Start of EXERCISE MATERIALS

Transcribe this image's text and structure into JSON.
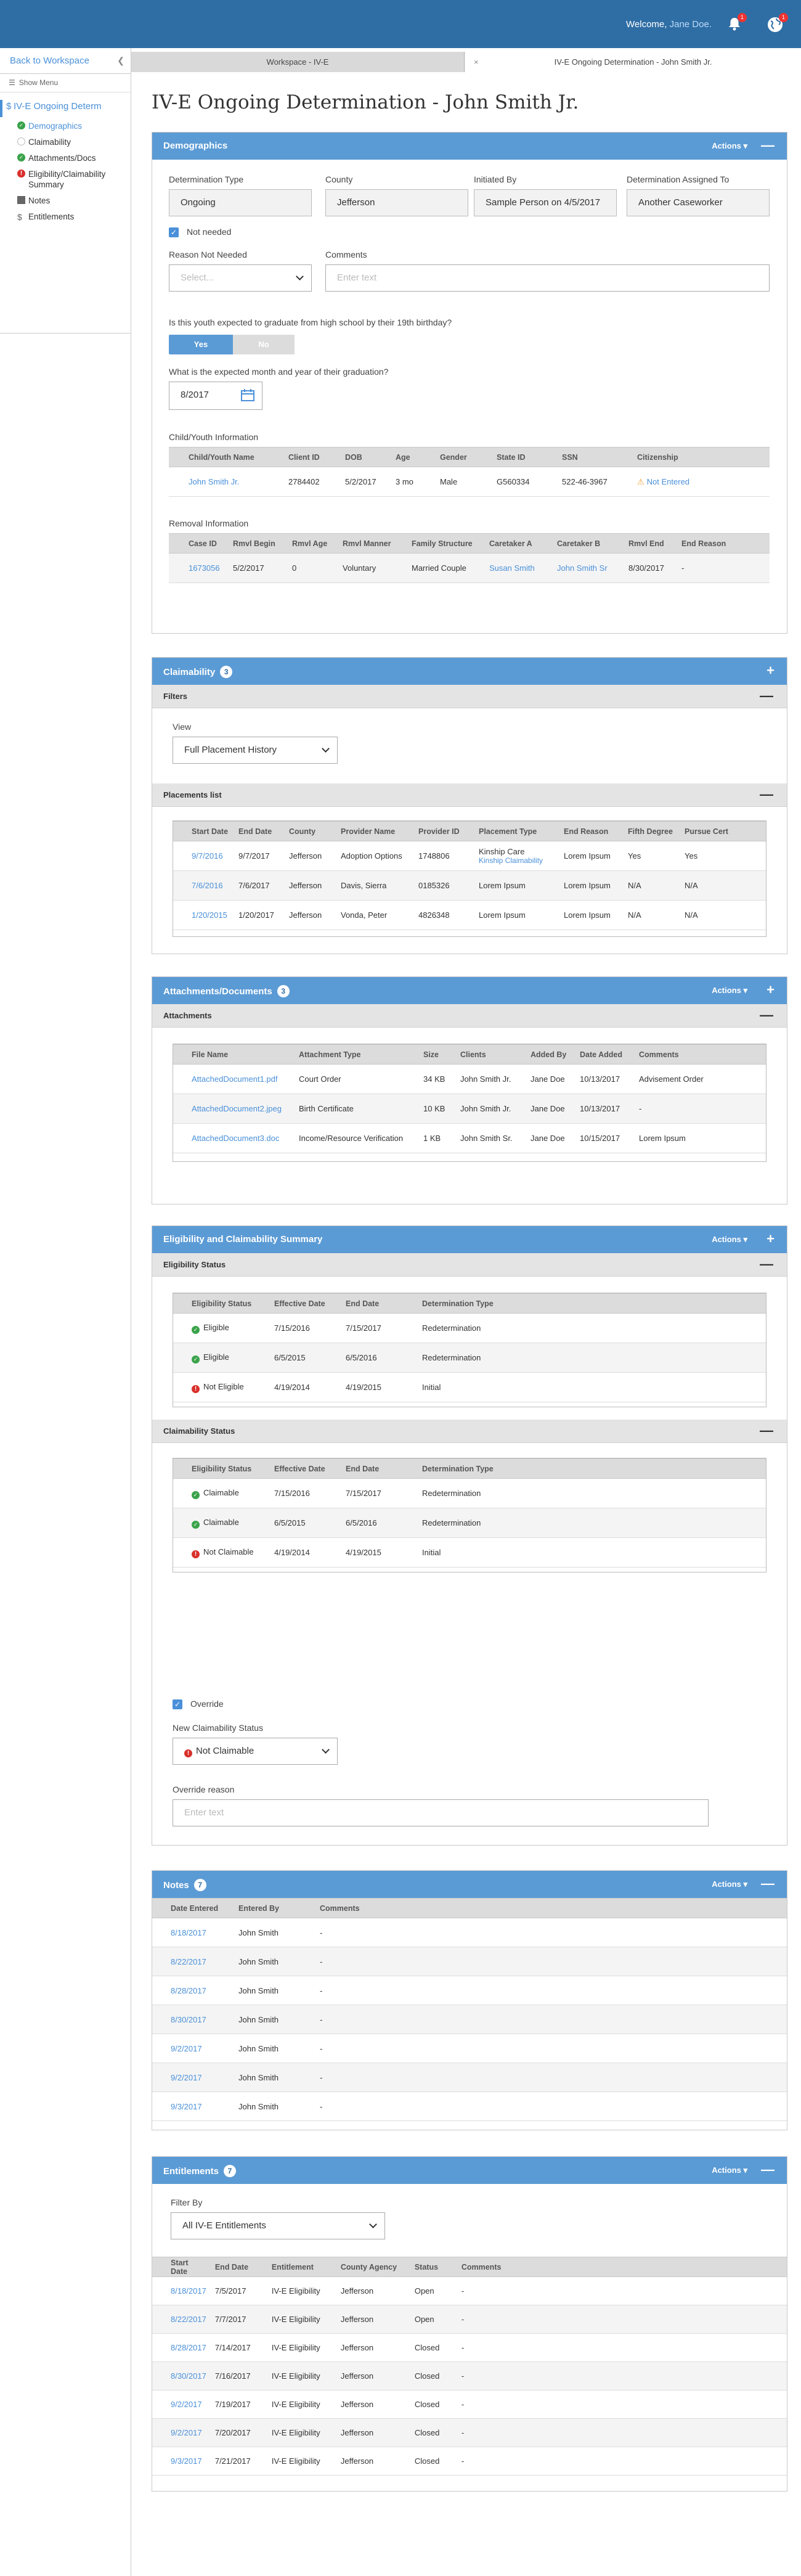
{
  "header": {
    "welcome_prefix": "Welcome, ",
    "user_name": "Jane Doe.",
    "bell_badge": "1",
    "globe_badge": "1"
  },
  "sidebar": {
    "back_label": "Back to Workspace",
    "show_menu": "Show Menu",
    "title": "IV-E Ongoing Determ",
    "items": [
      {
        "label": "Demographics"
      },
      {
        "label": "Claimability"
      },
      {
        "label": "Attachments/Docs"
      },
      {
        "label": "Eligibility/Claimability Summary"
      },
      {
        "label": "Notes"
      },
      {
        "label": "Entitlements"
      }
    ]
  },
  "tabs": [
    {
      "label": "Workspace - IV-E"
    },
    {
      "label": "IV-E Ongoing Determination - John Smith Jr."
    }
  ],
  "page_title": "IV-E Ongoing Determination - John Smith Jr.",
  "demographics": {
    "title": "Demographics",
    "actions": "Actions ▾",
    "det_type_label": "Determination Type",
    "det_type": "Ongoing",
    "county_label": "County",
    "county": "Jefferson",
    "initiated_label": "Initiated By",
    "initiated": "Sample Person on 4/5/2017",
    "assigned_label": "Determination Assigned To",
    "assigned": "Another Caseworker",
    "not_needed": "Not needed",
    "reason_label": "Reason Not Needed",
    "reason_placeholder": "Select...",
    "comments_label": "Comments",
    "comments_placeholder": "Enter text",
    "grad_question": "Is this youth expected to graduate from high school by their 19th birthday?",
    "yes": "Yes",
    "no": "No",
    "grad_date_question": "What is the expected month and year of their graduation?",
    "grad_date": "8/2017",
    "child_info_label": "Child/Youth Information",
    "child_cols": [
      "Child/Youth Name",
      "Client ID",
      "DOB",
      "Age",
      "Gender",
      "State ID",
      "SSN",
      "Citizenship"
    ],
    "child_row": [
      "John Smith Jr.",
      "2784402",
      "5/2/2017",
      "3 mo",
      "Male",
      "G560334",
      "522-46-3967",
      "Not Entered"
    ],
    "removal_label": "Removal Information",
    "removal_cols": [
      "Case ID",
      "Rmvl Begin",
      "Rmvl Age",
      "Rmvl Manner",
      "Family Structure",
      "Caretaker A",
      "Caretaker B",
      "Rmvl End",
      "End Reason"
    ],
    "removal_row": [
      "1673056",
      "5/2/2017",
      "0",
      "Voluntary",
      "Married Couple",
      "Susan Smith",
      "John Smith Sr",
      "8/30/2017",
      "-"
    ]
  },
  "claimability": {
    "title": "Claimability",
    "count": "3",
    "filters": "Filters",
    "view_label": "View",
    "view_value": "Full Placement History",
    "placements": "Placements list",
    "cols": [
      "Start Date",
      "End Date",
      "County",
      "Provider Name",
      "Provider ID",
      "Placement Type",
      "End Reason",
      "Fifth Degree",
      "Pursue Cert"
    ],
    "rows": [
      [
        "9/7/2016",
        "9/7/2017",
        "Jefferson",
        "Adoption Options",
        "1748806",
        "Kinship Care",
        "Lorem Ipsum",
        "Yes",
        "Yes"
      ],
      [
        "7/6/2016",
        "7/6/2017",
        "Jefferson",
        "Davis, Sierra",
        "0185326",
        "Lorem Ipsum",
        "Lorem Ipsum",
        "N/A",
        "N/A"
      ],
      [
        "1/20/2015",
        "1/20/2017",
        "Jefferson",
        "Vonda, Peter",
        "4826348",
        "Lorem Ipsum",
        "Lorem Ipsum",
        "N/A",
        "N/A"
      ]
    ],
    "kinship_link": "Kinship Claimability"
  },
  "attachments": {
    "title": "Attachments/Documents",
    "count": "3",
    "actions": "Actions ▾",
    "sub": "Attachments",
    "cols": [
      "File Name",
      "Attachment Type",
      "Size",
      "Clients",
      "Added By",
      "Date Added",
      "Comments"
    ],
    "rows": [
      [
        "AttachedDocument1.pdf",
        "Court Order",
        "34 KB",
        "John Smith Jr.",
        "Jane Doe",
        "10/13/2017",
        "Advisement Order"
      ],
      [
        "AttachedDocument2.jpeg",
        "Birth Certificate",
        "10 KB",
        "John Smith Jr.",
        "Jane Doe",
        "10/13/2017",
        "-"
      ],
      [
        "AttachedDocument3.doc",
        "Income/Resource Verification",
        "1 KB",
        "John Smith Sr.",
        "Jane Doe",
        "10/15/2017",
        "Lorem Ipsum"
      ]
    ]
  },
  "summary": {
    "title": "Eligibility and Claimability Summary",
    "actions": "Actions ▾",
    "elig_sub": "Eligibility Status",
    "elig_cols": [
      "Eligibility Status",
      "Effective Date",
      "End Date",
      "Determination Type"
    ],
    "elig_rows": [
      [
        "Eligible",
        "7/15/2016",
        "7/15/2017",
        "Redetermination"
      ],
      [
        "Eligible",
        "6/5/2015",
        "6/5/2016",
        "Redetermination"
      ],
      [
        "Not Eligible",
        "4/19/2014",
        "4/19/2015",
        "Initial"
      ]
    ],
    "claim_sub": "Claimability Status",
    "claim_cols": [
      "Eligibility Status",
      "Effective Date",
      "End Date",
      "Determination Type"
    ],
    "claim_rows": [
      [
        "Claimable",
        "7/15/2016",
        "7/15/2017",
        "Redetermination"
      ],
      [
        "Claimable",
        "6/5/2015",
        "6/5/2016",
        "Redetermination"
      ],
      [
        "Not Claimable",
        "4/19/2014",
        "4/19/2015",
        "Initial"
      ]
    ],
    "override": "Override",
    "new_status_label": "New Claimability Status",
    "new_status": "Not Claimable",
    "override_reason_label": "Override reason",
    "override_placeholder": "Enter text"
  },
  "notes": {
    "title": "Notes",
    "count": "7",
    "actions": "Actions ▾",
    "cols": [
      "Date Entered",
      "Entered By",
      "Comments"
    ],
    "rows": [
      [
        "8/18/2017",
        "John Smith",
        "-"
      ],
      [
        "8/22/2017",
        "John Smith",
        "-"
      ],
      [
        "8/28/2017",
        "John Smith",
        "-"
      ],
      [
        "8/30/2017",
        "John Smith",
        "-"
      ],
      [
        "9/2/2017",
        "John Smith",
        "-"
      ],
      [
        "9/2/2017",
        "John Smith",
        "-"
      ],
      [
        "9/3/2017",
        "John Smith",
        "-"
      ]
    ]
  },
  "entitlements": {
    "title": "Entitlements",
    "count": "7",
    "actions": "Actions ▾",
    "filter_label": "Filter By",
    "filter_value": "All IV-E Entitlements",
    "cols": [
      "Start Date",
      "End Date",
      "Entitlement",
      "County Agency",
      "Status",
      "Comments"
    ],
    "rows": [
      [
        "8/18/2017",
        "7/5/2017",
        "IV-E Eligibility",
        "Jefferson",
        "Open",
        "-"
      ],
      [
        "8/22/2017",
        "7/7/2017",
        "IV-E Eligibility",
        "Jefferson",
        "Open",
        "-"
      ],
      [
        "8/28/2017",
        "7/14/2017",
        "IV-E Eligibility",
        "Jefferson",
        "Closed",
        "-"
      ],
      [
        "8/30/2017",
        "7/16/2017",
        "IV-E Eligibility",
        "Jefferson",
        "Closed",
        "-"
      ],
      [
        "9/2/2017",
        "7/19/2017",
        "IV-E Eligibility",
        "Jefferson",
        "Closed",
        "-"
      ],
      [
        "9/2/2017",
        "7/20/2017",
        "IV-E Eligibility",
        "Jefferson",
        "Closed",
        "-"
      ],
      [
        "9/3/2017",
        "7/21/2017",
        "IV-E Eligibility",
        "Jefferson",
        "Closed",
        "-"
      ]
    ]
  }
}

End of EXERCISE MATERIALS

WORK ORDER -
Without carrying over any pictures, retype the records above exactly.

EXERCISE RESPONSE -
Transcribe this image's text and structure into JSON.
{
  "header": {
    "welcome_prefix": "Welcome, ",
    "user_name": "Jane Doe.",
    "bell_badge": "1",
    "globe_badge": "1"
  },
  "sidebar": {
    "back_label": "Back to Workspace",
    "show_menu": "Show Menu",
    "title": "IV-E Ongoing Determ",
    "items": [
      {
        "label": "Demographics"
      },
      {
        "label": "Claimability"
      },
      {
        "label": "Attachments/Docs"
      },
      {
        "label": "Eligibility/Claimability Summary"
      },
      {
        "label": "Notes"
      },
      {
        "label": "Entitlements"
      }
    ]
  },
  "tabs": [
    {
      "label": "Workspace - IV-E"
    },
    {
      "label": "IV-E Ongoing Determination - John Smith Jr."
    }
  ],
  "page_title": "IV-E Ongoing Determination - John Smith Jr.",
  "demographics": {
    "title": "Demographics",
    "actions": "Actions ▾",
    "det_type_label": "Determination Type",
    "det_type": "Ongoing",
    "county_label": "County",
    "county": "Jefferson",
    "initiated_label": "Initiated By",
    "initiated": "Sample Person on 4/5/2017",
    "assigned_label": "Determination Assigned To",
    "assigned": "Another Caseworker",
    "not_needed": "Not needed",
    "reason_label": "Reason Not Needed",
    "reason_placeholder": "Select...",
    "comments_label": "Comments",
    "comments_placeholder": "Enter text",
    "grad_question": "Is this youth expected to graduate from high school by their 19th birthday?",
    "yes": "Yes",
    "no": "No",
    "grad_date_question": "What is the expected month and year of their graduation?",
    "grad_date": "8/2017",
    "child_info_label": "Child/Youth Information",
    "child_cols": [
      "Child/Youth Name",
      "Client ID",
      "DOB",
      "Age",
      "Gender",
      "State ID",
      "SSN",
      "Citizenship"
    ],
    "child_row": [
      "John Smith Jr.",
      "2784402",
      "5/2/2017",
      "3 mo",
      "Male",
      "G560334",
      "522-46-3967",
      "Not Entered"
    ],
    "removal_label": "Removal Information",
    "removal_cols": [
      "Case ID",
      "Rmvl Begin",
      "Rmvl Age",
      "Rmvl Manner",
      "Family Structure",
      "Caretaker A",
      "Caretaker B",
      "Rmvl End",
      "End Reason"
    ],
    "removal_row": [
      "1673056",
      "5/2/2017",
      "0",
      "Voluntary",
      "Married Couple",
      "Susan Smith",
      "John Smith Sr",
      "8/30/2017",
      "-"
    ]
  },
  "claimability": {
    "title": "Claimability",
    "count": "3",
    "filters": "Filters",
    "view_label": "View",
    "view_value": "Full Placement History",
    "placements": "Placements list",
    "cols": [
      "Start Date",
      "End Date",
      "County",
      "Provider Name",
      "Provider ID",
      "Placement Type",
      "End Reason",
      "Fifth Degree",
      "Pursue Cert"
    ],
    "rows": [
      [
        "9/7/2016",
        "9/7/2017",
        "Jefferson",
        "Adoption Options",
        "1748806",
        "Kinship Care",
        "Lorem Ipsum",
        "Yes",
        "Yes"
      ],
      [
        "7/6/2016",
        "7/6/2017",
        "Jefferson",
        "Davis, Sierra",
        "0185326",
        "Lorem Ipsum",
        "Lorem Ipsum",
        "N/A",
        "N/A"
      ],
      [
        "1/20/2015",
        "1/20/2017",
        "Jefferson",
        "Vonda, Peter",
        "4826348",
        "Lorem Ipsum",
        "Lorem Ipsum",
        "N/A",
        "N/A"
      ]
    ],
    "kinship_link": "Kinship Claimability"
  },
  "attachments": {
    "title": "Attachments/Documents",
    "count": "3",
    "actions": "Actions ▾",
    "sub": "Attachments",
    "cols": [
      "File Name",
      "Attachment Type",
      "Size",
      "Clients",
      "Added By",
      "Date Added",
      "Comments"
    ],
    "rows": [
      [
        "AttachedDocument1.pdf",
        "Court Order",
        "34 KB",
        "John Smith Jr.",
        "Jane Doe",
        "10/13/2017",
        "Advisement Order"
      ],
      [
        "AttachedDocument2.jpeg",
        "Birth Certificate",
        "10 KB",
        "John Smith Jr.",
        "Jane Doe",
        "10/13/2017",
        "-"
      ],
      [
        "AttachedDocument3.doc",
        "Income/Resource Verification",
        "1 KB",
        "John Smith Sr.",
        "Jane Doe",
        "10/15/2017",
        "Lorem Ipsum"
      ]
    ]
  },
  "summary": {
    "title": "Eligibility and Claimability Summary",
    "actions": "Actions ▾",
    "elig_sub": "Eligibility Status",
    "elig_cols": [
      "Eligibility Status",
      "Effective Date",
      "End Date",
      "Determination Type"
    ],
    "elig_rows": [
      [
        "Eligible",
        "7/15/2016",
        "7/15/2017",
        "Redetermination"
      ],
      [
        "Eligible",
        "6/5/2015",
        "6/5/2016",
        "Redetermination"
      ],
      [
        "Not Eligible",
        "4/19/2014",
        "4/19/2015",
        "Initial"
      ]
    ],
    "claim_sub": "Claimability Status",
    "claim_cols": [
      "Eligibility Status",
      "Effective Date",
      "End Date",
      "Determination Type"
    ],
    "claim_rows": [
      [
        "Claimable",
        "7/15/2016",
        "7/15/2017",
        "Redetermination"
      ],
      [
        "Claimable",
        "6/5/2015",
        "6/5/2016",
        "Redetermination"
      ],
      [
        "Not Claimable",
        "4/19/2014",
        "4/19/2015",
        "Initial"
      ]
    ],
    "override": "Override",
    "new_status_label": "New Claimability Status",
    "new_status": "Not Claimable",
    "override_reason_label": "Override reason",
    "override_placeholder": "Enter text"
  },
  "notes": {
    "title": "Notes",
    "count": "7",
    "actions": "Actions ▾",
    "cols": [
      "Date Entered",
      "Entered By",
      "Comments"
    ],
    "rows": [
      [
        "8/18/2017",
        "John Smith",
        "-"
      ],
      [
        "8/22/2017",
        "John Smith",
        "-"
      ],
      [
        "8/28/2017",
        "John Smith",
        "-"
      ],
      [
        "8/30/2017",
        "John Smith",
        "-"
      ],
      [
        "9/2/2017",
        "John Smith",
        "-"
      ],
      [
        "9/2/2017",
        "John Smith",
        "-"
      ],
      [
        "9/3/2017",
        "John Smith",
        "-"
      ]
    ]
  },
  "entitlements": {
    "title": "Entitlements",
    "count": "7",
    "actions": "Actions ▾",
    "filter_label": "Filter By",
    "filter_value": "All IV-E Entitlements",
    "cols": [
      "Start Date",
      "End Date",
      "Entitlement",
      "County Agency",
      "Status",
      "Comments"
    ],
    "rows": [
      [
        "8/18/2017",
        "7/5/2017",
        "IV-E Eligibility",
        "Jefferson",
        "Open",
        "-"
      ],
      [
        "8/22/2017",
        "7/7/2017",
        "IV-E Eligibility",
        "Jefferson",
        "Open",
        "-"
      ],
      [
        "8/28/2017",
        "7/14/2017",
        "IV-E Eligibility",
        "Jefferson",
        "Closed",
        "-"
      ],
      [
        "8/30/2017",
        "7/16/2017",
        "IV-E Eligibility",
        "Jefferson",
        "Closed",
        "-"
      ],
      [
        "9/2/2017",
        "7/19/2017",
        "IV-E Eligibility",
        "Jefferson",
        "Closed",
        "-"
      ],
      [
        "9/2/2017",
        "7/20/2017",
        "IV-E Eligibility",
        "Jefferson",
        "Closed",
        "-"
      ],
      [
        "9/3/2017",
        "7/21/2017",
        "IV-E Eligibility",
        "Jefferson",
        "Closed",
        "-"
      ]
    ]
  }
}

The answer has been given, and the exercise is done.